Excerpts from an interface dataset:

★ ★ ★

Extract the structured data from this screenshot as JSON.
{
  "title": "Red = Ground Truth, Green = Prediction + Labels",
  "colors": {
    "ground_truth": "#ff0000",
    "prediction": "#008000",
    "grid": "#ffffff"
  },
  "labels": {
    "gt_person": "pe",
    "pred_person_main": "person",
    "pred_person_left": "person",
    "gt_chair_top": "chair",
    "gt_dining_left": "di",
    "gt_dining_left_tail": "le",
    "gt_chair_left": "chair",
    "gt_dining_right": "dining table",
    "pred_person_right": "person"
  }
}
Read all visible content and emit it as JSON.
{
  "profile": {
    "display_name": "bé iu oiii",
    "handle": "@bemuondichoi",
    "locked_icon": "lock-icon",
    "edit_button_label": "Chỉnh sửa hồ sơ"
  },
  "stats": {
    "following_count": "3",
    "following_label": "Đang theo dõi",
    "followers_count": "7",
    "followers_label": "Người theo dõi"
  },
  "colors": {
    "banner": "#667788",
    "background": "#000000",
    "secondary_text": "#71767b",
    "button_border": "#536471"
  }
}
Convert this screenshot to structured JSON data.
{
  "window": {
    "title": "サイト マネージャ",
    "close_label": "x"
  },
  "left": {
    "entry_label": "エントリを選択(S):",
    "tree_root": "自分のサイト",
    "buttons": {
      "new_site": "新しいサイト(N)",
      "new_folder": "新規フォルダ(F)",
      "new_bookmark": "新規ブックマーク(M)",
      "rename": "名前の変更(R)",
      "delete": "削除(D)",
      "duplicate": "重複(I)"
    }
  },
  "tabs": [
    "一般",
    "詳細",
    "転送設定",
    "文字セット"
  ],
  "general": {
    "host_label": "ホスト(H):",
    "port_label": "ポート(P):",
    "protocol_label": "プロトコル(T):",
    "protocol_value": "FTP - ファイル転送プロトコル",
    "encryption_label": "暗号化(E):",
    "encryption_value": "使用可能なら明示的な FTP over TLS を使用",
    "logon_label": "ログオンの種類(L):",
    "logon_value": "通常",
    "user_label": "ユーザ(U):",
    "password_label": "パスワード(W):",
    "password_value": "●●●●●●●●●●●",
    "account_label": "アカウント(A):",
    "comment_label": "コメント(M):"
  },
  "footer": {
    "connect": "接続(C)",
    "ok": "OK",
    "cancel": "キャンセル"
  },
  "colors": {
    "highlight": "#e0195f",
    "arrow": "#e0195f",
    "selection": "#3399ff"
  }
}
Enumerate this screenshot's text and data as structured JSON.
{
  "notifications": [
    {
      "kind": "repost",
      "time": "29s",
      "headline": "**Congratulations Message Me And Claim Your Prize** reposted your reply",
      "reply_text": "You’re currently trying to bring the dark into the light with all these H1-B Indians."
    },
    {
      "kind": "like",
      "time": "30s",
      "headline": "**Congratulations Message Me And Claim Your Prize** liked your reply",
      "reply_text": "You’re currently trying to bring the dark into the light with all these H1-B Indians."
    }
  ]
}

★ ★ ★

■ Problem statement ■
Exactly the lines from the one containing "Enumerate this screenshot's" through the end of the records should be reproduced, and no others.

■ Expected answer ■
Enumerate this screenshot's text and data as structured JSON.
{
  "notifications": [
    {
      "kind": "repost",
      "time": "29s",
      "headline": "**Congratulations Message Me And Claim Your Prize** reposted your reply",
      "reply_text": "You’re currently trying to bring the dark into the light with all these H1-B Indians."
    },
    {
      "kind": "like",
      "time": "30s",
      "headline": "**Congratulations Message Me And Claim Your Prize** liked your reply",
      "reply_text": "You’re currently trying to bring the dark into the light with all these H1-B Indians."
    }
  ]
}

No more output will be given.